[Dataset]:
:::

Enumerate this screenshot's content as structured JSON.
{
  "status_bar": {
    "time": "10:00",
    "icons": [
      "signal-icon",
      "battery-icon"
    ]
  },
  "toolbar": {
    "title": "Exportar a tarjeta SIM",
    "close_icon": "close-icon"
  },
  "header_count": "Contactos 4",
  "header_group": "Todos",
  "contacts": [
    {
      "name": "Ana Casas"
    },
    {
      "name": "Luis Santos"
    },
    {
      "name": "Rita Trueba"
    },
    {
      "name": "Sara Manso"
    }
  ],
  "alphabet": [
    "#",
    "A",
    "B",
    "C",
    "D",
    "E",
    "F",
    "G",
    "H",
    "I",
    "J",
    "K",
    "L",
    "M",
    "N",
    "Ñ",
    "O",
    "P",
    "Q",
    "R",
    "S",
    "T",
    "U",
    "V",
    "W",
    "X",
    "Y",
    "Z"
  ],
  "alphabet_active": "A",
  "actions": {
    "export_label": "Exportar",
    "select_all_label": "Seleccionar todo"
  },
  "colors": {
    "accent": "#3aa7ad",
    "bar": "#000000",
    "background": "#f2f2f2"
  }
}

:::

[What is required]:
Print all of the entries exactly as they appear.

[Solution]:
Enumerate this screenshot's content as structured JSON.
{
  "status_bar": {
    "time": "10:00",
    "icons": [
      "signal-icon",
      "battery-icon"
    ]
  },
  "toolbar": {
    "title": "Exportar a tarjeta SIM",
    "close_icon": "close-icon"
  },
  "header_count": "Contactos 4",
  "header_group": "Todos",
  "contacts": [
    {
      "name": "Ana Casas"
    },
    {
      "name": "Luis Santos"
    },
    {
      "name": "Rita Trueba"
    },
    {
      "name": "Sara Manso"
    }
  ],
  "alphabet": [
    "#",
    "A",
    "B",
    "C",
    "D",
    "E",
    "F",
    "G",
    "H",
    "I",
    "J",
    "K",
    "L",
    "M",
    "N",
    "Ñ",
    "O",
    "P",
    "Q",
    "R",
    "S",
    "T",
    "U",
    "V",
    "W",
    "X",
    "Y",
    "Z"
  ],
  "alphabet_active": "A",
  "actions": {
    "export_label": "Exportar",
    "select_all_label": "Seleccionar todo"
  },
  "colors": {
    "accent": "#3aa7ad",
    "bar": "#000000",
    "background": "#f2f2f2"
  }
}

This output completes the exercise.